*Task to complete:*
Your copy should match the entries exactly, with no images carried over.

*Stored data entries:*
########################################
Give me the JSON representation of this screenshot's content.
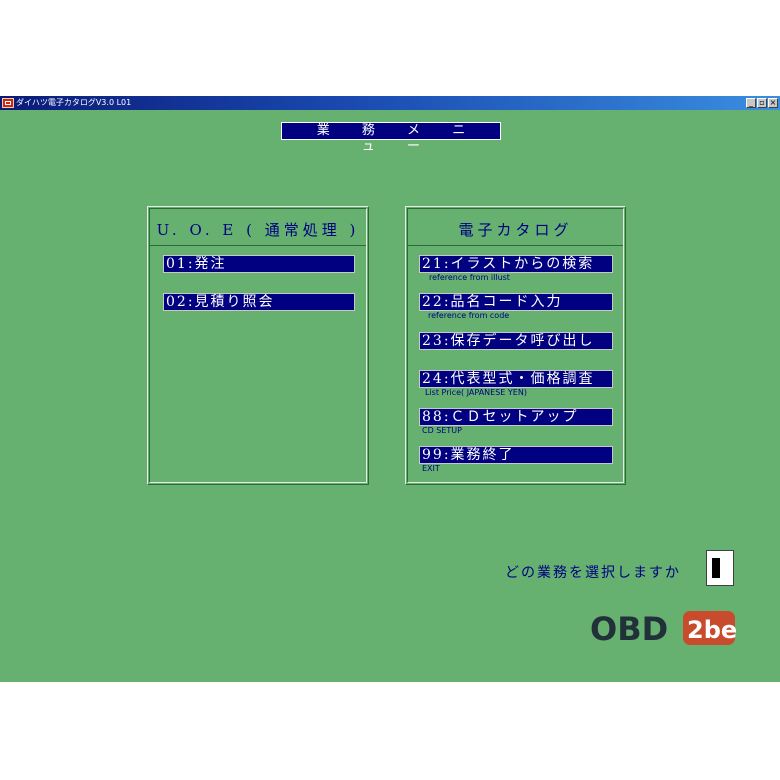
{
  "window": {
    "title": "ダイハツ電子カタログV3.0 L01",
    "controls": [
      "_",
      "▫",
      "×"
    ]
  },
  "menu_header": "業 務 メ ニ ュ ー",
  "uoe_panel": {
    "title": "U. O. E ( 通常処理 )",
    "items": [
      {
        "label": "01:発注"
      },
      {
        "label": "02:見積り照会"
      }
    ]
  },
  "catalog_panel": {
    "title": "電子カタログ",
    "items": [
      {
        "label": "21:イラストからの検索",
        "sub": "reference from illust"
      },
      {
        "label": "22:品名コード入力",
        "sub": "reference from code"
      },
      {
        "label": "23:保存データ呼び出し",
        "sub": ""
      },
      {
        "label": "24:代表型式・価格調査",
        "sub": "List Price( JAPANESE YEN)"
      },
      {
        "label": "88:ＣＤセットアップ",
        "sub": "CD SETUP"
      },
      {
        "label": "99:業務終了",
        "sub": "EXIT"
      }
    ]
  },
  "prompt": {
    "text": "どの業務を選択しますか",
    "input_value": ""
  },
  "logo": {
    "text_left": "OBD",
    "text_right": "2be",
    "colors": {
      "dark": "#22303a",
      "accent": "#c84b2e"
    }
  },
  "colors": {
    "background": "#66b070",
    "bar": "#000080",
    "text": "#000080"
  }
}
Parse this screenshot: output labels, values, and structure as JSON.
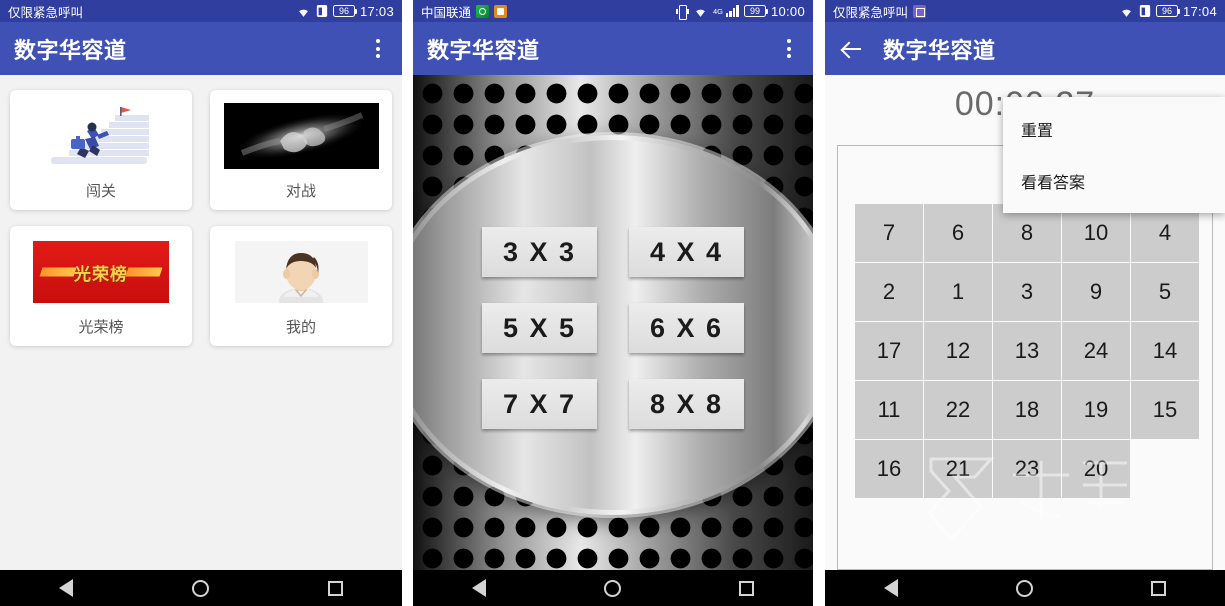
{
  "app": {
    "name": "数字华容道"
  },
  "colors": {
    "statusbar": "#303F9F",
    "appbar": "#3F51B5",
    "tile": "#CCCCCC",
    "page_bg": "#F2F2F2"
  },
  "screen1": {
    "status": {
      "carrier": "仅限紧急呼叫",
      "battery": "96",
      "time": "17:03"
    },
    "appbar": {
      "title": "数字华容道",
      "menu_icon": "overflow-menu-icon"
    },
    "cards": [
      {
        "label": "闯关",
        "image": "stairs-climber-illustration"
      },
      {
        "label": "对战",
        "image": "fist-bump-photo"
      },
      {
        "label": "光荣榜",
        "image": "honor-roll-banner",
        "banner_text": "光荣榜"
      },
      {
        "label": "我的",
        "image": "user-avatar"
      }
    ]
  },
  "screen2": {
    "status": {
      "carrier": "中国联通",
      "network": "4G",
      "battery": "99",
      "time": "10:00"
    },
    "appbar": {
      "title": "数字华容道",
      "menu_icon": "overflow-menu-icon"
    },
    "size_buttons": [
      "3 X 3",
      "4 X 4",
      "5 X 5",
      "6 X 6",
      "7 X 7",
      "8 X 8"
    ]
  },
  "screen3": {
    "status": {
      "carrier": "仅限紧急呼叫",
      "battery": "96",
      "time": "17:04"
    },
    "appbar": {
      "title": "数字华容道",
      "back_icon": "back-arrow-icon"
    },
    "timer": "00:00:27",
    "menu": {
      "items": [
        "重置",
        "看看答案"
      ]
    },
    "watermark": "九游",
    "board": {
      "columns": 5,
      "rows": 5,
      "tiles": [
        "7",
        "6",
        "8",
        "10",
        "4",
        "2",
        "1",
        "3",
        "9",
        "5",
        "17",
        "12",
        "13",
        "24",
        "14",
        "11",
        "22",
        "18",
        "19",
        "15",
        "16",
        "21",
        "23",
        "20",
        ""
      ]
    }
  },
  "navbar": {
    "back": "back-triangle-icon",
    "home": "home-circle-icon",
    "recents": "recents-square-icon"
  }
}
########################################
*Answer space:*
Give me the JSON representation of this screenshot's content.
{
  "window": {
    "title": "ダイハツ電子カタログV3.0 L01",
    "controls": [
      "_",
      "▫",
      "×"
    ]
  },
  "menu_header": "業 務 メ ニ ュ ー",
  "uoe_panel": {
    "title": "U. O. E ( 通常処理 )",
    "items": [
      {
        "label": "01:発注"
      },
      {
        "label": "02:見積り照会"
      }
    ]
  },
  "catalog_panel": {
    "title": "電子カタログ",
    "items": [
      {
        "label": "21:イラストからの検索",
        "sub": "reference from illust"
      },
      {
        "label": "22:品名コード入力",
        "sub": "reference from code"
      },
      {
        "label": "23:保存データ呼び出し",
        "sub": ""
      },
      {
        "label": "24:代表型式・価格調査",
        "sub": "List Price( JAPANESE YEN)"
      },
      {
        "label": "88:ＣＤセットアップ",
        "sub": "CD SETUP"
      },
      {
        "label": "99:業務終了",
        "sub": "EXIT"
      }
    ]
  },
  "prompt": {
    "text": "どの業務を選択しますか",
    "input_value": ""
  },
  "logo": {
    "text_left": "OBD",
    "text_right": "2be",
    "colors": {
      "dark": "#22303a",
      "accent": "#c84b2e"
    }
  },
  "colors": {
    "background": "#66b070",
    "bar": "#000080",
    "text": "#000080"
  }
}
Parse this screenshot: output labels, values, and structure as JSON.
{
  "app": {
    "name": "数字华容道"
  },
  "colors": {
    "statusbar": "#303F9F",
    "appbar": "#3F51B5",
    "tile": "#CCCCCC",
    "page_bg": "#F2F2F2"
  },
  "screen1": {
    "status": {
      "carrier": "仅限紧急呼叫",
      "battery": "96",
      "time": "17:03"
    },
    "appbar": {
      "title": "数字华容道",
      "menu_icon": "overflow-menu-icon"
    },
    "cards": [
      {
        "label": "闯关",
        "image": "stairs-climber-illustration"
      },
      {
        "label": "对战",
        "image": "fist-bump-photo"
      },
      {
        "label": "光荣榜",
        "image": "honor-roll-banner",
        "banner_text": "光荣榜"
      },
      {
        "label": "我的",
        "image": "user-avatar"
      }
    ]
  },
  "screen2": {
    "status": {
      "carrier": "中国联通",
      "network": "4G",
      "battery": "99",
      "time": "10:00"
    },
    "appbar": {
      "title": "数字华容道",
      "menu_icon": "overflow-menu-icon"
    },
    "size_buttons": [
      "3 X 3",
      "4 X 4",
      "5 X 5",
      "6 X 6",
      "7 X 7",
      "8 X 8"
    ]
  },
  "screen3": {
    "status": {
      "carrier": "仅限紧急呼叫",
      "battery": "96",
      "time": "17:04"
    },
    "appbar": {
      "title": "数字华容道",
      "back_icon": "back-arrow-icon"
    },
    "timer": "00:00:27",
    "menu": {
      "items": [
        "重置",
        "看看答案"
      ]
    },
    "watermark": "九游",
    "board": {
      "columns": 5,
      "rows": 5,
      "tiles": [
        "7",
        "6",
        "8",
        "10",
        "4",
        "2",
        "1",
        "3",
        "9",
        "5",
        "17",
        "12",
        "13",
        "24",
        "14",
        "11",
        "22",
        "18",
        "19",
        "15",
        "16",
        "21",
        "23",
        "20",
        ""
      ]
    }
  },
  "navbar": {
    "back": "back-triangle-icon",
    "home": "home-circle-icon",
    "recents": "recents-square-icon"
  }
}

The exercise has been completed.